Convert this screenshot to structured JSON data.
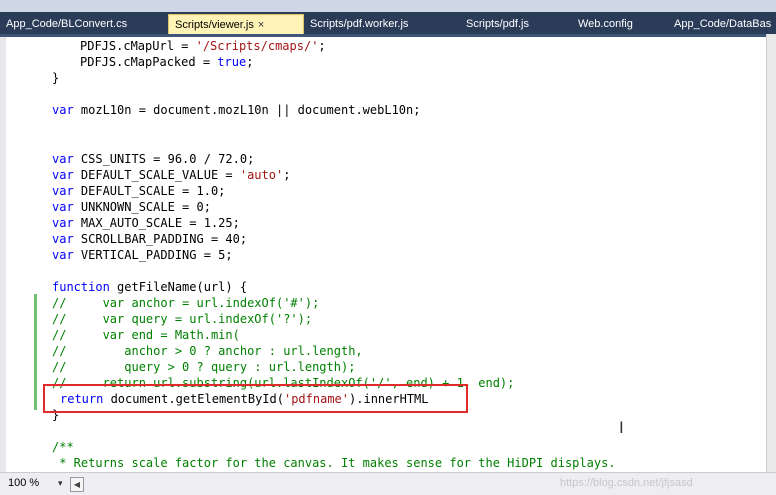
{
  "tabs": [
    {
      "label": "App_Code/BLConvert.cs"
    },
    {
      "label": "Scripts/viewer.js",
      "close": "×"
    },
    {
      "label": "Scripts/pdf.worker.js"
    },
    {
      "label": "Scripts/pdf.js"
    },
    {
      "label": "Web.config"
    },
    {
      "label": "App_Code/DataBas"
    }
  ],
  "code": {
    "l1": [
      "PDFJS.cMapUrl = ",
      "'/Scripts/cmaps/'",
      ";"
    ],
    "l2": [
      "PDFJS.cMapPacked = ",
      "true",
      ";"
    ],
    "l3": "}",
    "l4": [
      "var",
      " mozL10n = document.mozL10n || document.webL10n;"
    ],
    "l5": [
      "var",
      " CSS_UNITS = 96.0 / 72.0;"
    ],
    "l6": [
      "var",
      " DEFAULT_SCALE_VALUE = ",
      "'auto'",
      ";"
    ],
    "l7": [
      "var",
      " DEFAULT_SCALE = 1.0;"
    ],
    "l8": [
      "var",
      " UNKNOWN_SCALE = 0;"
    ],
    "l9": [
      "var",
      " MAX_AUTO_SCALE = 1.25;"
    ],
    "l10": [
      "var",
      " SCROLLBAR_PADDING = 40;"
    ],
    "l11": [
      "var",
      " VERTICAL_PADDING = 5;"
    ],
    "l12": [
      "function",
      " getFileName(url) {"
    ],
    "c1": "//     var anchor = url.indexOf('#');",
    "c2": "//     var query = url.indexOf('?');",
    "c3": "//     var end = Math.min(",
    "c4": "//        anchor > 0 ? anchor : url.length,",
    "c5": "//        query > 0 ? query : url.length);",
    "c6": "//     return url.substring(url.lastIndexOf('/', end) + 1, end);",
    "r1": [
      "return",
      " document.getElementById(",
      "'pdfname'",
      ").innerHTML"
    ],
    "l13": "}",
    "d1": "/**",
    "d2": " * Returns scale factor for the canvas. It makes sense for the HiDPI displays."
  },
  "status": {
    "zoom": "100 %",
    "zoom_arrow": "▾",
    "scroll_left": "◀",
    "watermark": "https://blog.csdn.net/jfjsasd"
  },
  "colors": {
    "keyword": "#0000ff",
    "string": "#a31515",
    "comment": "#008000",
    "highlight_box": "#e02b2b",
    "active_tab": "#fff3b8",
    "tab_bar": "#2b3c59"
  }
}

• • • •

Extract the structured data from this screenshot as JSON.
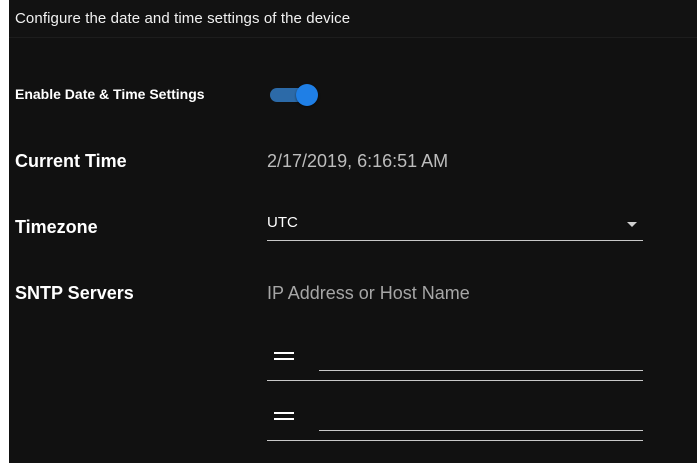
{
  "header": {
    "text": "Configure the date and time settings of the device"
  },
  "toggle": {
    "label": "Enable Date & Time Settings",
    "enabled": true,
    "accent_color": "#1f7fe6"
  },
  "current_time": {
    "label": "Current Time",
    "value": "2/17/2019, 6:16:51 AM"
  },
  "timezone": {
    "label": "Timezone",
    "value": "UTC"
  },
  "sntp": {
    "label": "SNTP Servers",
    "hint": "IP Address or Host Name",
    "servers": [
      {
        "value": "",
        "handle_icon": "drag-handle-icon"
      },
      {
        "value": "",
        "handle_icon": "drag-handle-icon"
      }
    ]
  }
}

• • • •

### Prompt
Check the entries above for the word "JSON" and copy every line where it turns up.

### Your solution
Convert this screenshot to structured JSON data.
Extract the structured data from this screenshot as JSON.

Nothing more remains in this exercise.